» **TASK STATEMENT**: A complete copy of the entries, exactly as written, is the expected result.

■ ■ ■ ■ ■

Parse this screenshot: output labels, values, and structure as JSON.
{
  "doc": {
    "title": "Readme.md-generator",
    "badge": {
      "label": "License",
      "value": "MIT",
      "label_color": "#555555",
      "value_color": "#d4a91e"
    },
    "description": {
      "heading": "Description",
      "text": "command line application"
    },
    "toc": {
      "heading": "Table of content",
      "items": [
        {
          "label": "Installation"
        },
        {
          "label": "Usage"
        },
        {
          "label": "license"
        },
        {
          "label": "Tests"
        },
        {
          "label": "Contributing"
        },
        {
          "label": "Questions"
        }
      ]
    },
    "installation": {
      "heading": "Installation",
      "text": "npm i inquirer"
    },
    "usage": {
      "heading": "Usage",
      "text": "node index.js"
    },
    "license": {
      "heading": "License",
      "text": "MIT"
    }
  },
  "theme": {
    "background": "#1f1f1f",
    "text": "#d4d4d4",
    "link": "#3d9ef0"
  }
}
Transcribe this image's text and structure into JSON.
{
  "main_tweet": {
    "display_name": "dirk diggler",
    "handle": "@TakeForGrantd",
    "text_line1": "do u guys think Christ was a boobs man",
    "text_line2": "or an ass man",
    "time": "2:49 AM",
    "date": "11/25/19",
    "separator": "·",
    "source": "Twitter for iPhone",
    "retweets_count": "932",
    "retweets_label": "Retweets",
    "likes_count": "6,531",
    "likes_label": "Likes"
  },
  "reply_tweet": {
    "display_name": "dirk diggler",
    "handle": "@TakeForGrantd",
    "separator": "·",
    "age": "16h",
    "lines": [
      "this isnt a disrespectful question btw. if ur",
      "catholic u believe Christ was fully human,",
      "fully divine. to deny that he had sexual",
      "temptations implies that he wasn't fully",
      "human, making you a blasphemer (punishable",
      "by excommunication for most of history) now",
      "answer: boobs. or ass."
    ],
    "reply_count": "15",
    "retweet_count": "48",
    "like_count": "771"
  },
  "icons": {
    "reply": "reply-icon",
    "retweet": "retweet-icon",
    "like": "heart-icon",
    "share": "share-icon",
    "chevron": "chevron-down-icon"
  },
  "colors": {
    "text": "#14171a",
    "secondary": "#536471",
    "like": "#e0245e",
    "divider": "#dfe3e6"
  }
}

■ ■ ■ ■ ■

» **RESPONSE BELOW**:
Parse this screenshot: output labels, values, and structure as JSON.
{
  "doc": {
    "title": "Readme.md-generator",
    "badge": {
      "label": "License",
      "value": "MIT",
      "label_color": "#555555",
      "value_color": "#d4a91e"
    },
    "description": {
      "heading": "Description",
      "text": "command line application"
    },
    "toc": {
      "heading": "Table of content",
      "items": [
        {
          "label": "Installation"
        },
        {
          "label": "Usage"
        },
        {
          "label": "license"
        },
        {
          "label": "Tests"
        },
        {
          "label": "Contributing"
        },
        {
          "label": "Questions"
        }
      ]
    },
    "installation": {
      "heading": "Installation",
      "text": "npm i inquirer"
    },
    "usage": {
      "heading": "Usage",
      "text": "node index.js"
    },
    "license": {
      "heading": "License",
      "text": "MIT"
    }
  },
  "theme": {
    "background": "#1f1f1f",
    "text": "#d4d4d4",
    "link": "#3d9ef0"
  }
}
Transcribe this image's text and structure into JSON.
{
  "main_tweet": {
    "display_name": "dirk diggler",
    "handle": "@TakeForGrantd",
    "text_line1": "do u guys think Christ was a boobs man",
    "text_line2": "or an ass man",
    "time": "2:49 AM",
    "date": "11/25/19",
    "separator": "·",
    "source": "Twitter for iPhone",
    "retweets_count": "932",
    "retweets_label": "Retweets",
    "likes_count": "6,531",
    "likes_label": "Likes"
  },
  "reply_tweet": {
    "display_name": "dirk diggler",
    "handle": "@TakeForGrantd",
    "separator": "·",
    "age": "16h",
    "lines": [
      "this isnt a disrespectful question btw. if ur",
      "catholic u believe Christ was fully human,",
      "fully divine. to deny that he had sexual",
      "temptations implies that he wasn't fully",
      "human, making you a blasphemer (punishable",
      "by excommunication for most of history) now",
      "answer: boobs. or ass."
    ],
    "reply_count": "15",
    "retweet_count": "48",
    "like_count": "771"
  },
  "icons": {
    "reply": "reply-icon",
    "retweet": "retweet-icon",
    "like": "heart-icon",
    "share": "share-icon",
    "chevron": "chevron-down-icon"
  },
  "colors": {
    "text": "#14171a",
    "secondary": "#536471",
    "like": "#e0245e",
    "divider": "#dfe3e6"
  }
}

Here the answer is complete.